Activity:
Without the pictures, set down the records below word for word.

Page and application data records

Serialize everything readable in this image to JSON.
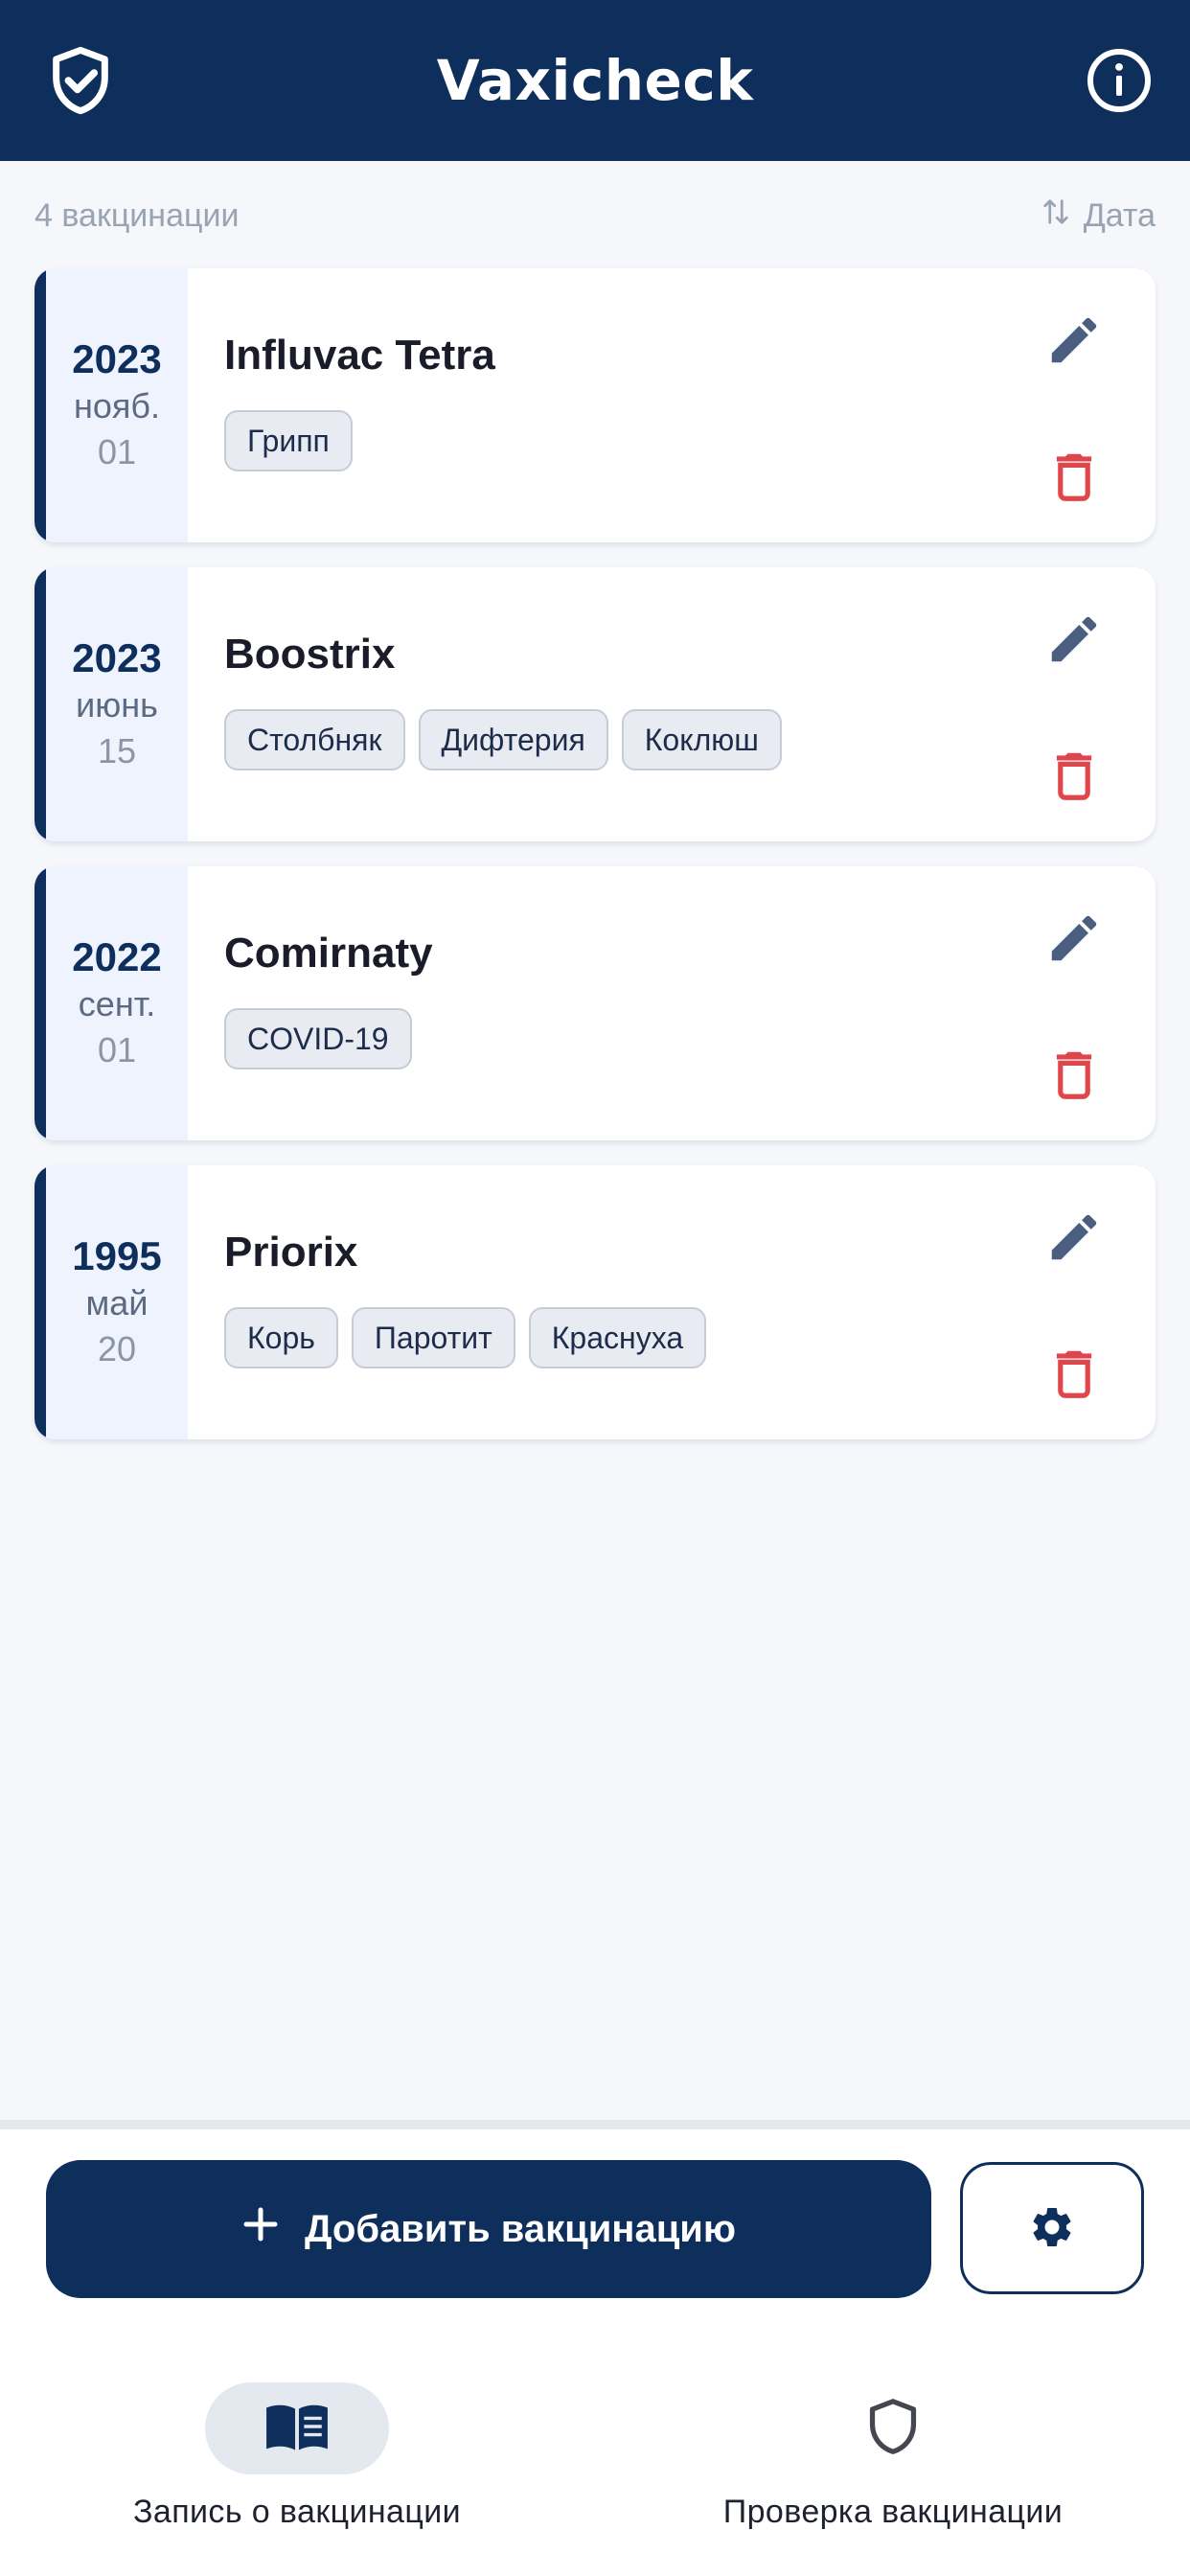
{
  "header": {
    "title": "Vaxicheck",
    "left_icon": "shield-check-icon",
    "right_icon": "info-icon"
  },
  "list": {
    "count_label": "4 вакцинации",
    "sort_label": "Дата",
    "sort_icon": "sort-arrows-icon"
  },
  "vaccinations": [
    {
      "year": "2023",
      "month": "нояб.",
      "day": "01",
      "name": "Influvac Tetra",
      "tags": [
        "Грипп"
      ]
    },
    {
      "year": "2023",
      "month": "июнь",
      "day": "15",
      "name": "Boostrix",
      "tags": [
        "Столбняк",
        "Дифтерия",
        "Коклюш"
      ]
    },
    {
      "year": "2022",
      "month": "сент.",
      "day": "01",
      "name": "Comirnaty",
      "tags": [
        "COVID-19"
      ]
    },
    {
      "year": "1995",
      "month": "май",
      "day": "20",
      "name": "Priorix",
      "tags": [
        "Корь",
        "Паротит",
        "Краснуха"
      ]
    }
  ],
  "actions": {
    "add_label": "Добавить вакцинацию",
    "add_icon": "plus-icon",
    "settings_icon": "gear-icon"
  },
  "nav": {
    "items": [
      {
        "label": "Запись о вакцинации",
        "icon": "book-icon",
        "active": true
      },
      {
        "label": "Проверка вакцинации",
        "icon": "shield-icon",
        "active": false
      }
    ]
  },
  "colors": {
    "primary": "#0e2e5c",
    "background": "#f5f7fb",
    "date_panel": "#eef3fd",
    "delete": "#e0454b",
    "edit": "#4a5f80",
    "tag_bg": "#e8ebf1"
  }
}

Answer to the exercise:
Serialize everything readable in this image to JSON.
{
  "header": {
    "title": "Vaxicheck",
    "left_icon": "shield-check-icon",
    "right_icon": "info-icon"
  },
  "list": {
    "count_label": "4 вакцинации",
    "sort_label": "Дата",
    "sort_icon": "sort-arrows-icon"
  },
  "vaccinations": [
    {
      "year": "2023",
      "month": "нояб.",
      "day": "01",
      "name": "Influvac Tetra",
      "tags": [
        "Грипп"
      ]
    },
    {
      "year": "2023",
      "month": "июнь",
      "day": "15",
      "name": "Boostrix",
      "tags": [
        "Столбняк",
        "Дифтерия",
        "Коклюш"
      ]
    },
    {
      "year": "2022",
      "month": "сент.",
      "day": "01",
      "name": "Comirnaty",
      "tags": [
        "COVID-19"
      ]
    },
    {
      "year": "1995",
      "month": "май",
      "day": "20",
      "name": "Priorix",
      "tags": [
        "Корь",
        "Паротит",
        "Краснуха"
      ]
    }
  ],
  "actions": {
    "add_label": "Добавить вакцинацию",
    "add_icon": "plus-icon",
    "settings_icon": "gear-icon"
  },
  "nav": {
    "items": [
      {
        "label": "Запись о вакцинации",
        "icon": "book-icon",
        "active": true
      },
      {
        "label": "Проверка вакцинации",
        "icon": "shield-icon",
        "active": false
      }
    ]
  },
  "colors": {
    "primary": "#0e2e5c",
    "background": "#f5f7fb",
    "date_panel": "#eef3fd",
    "delete": "#e0454b",
    "edit": "#4a5f80",
    "tag_bg": "#e8ebf1"
  }
}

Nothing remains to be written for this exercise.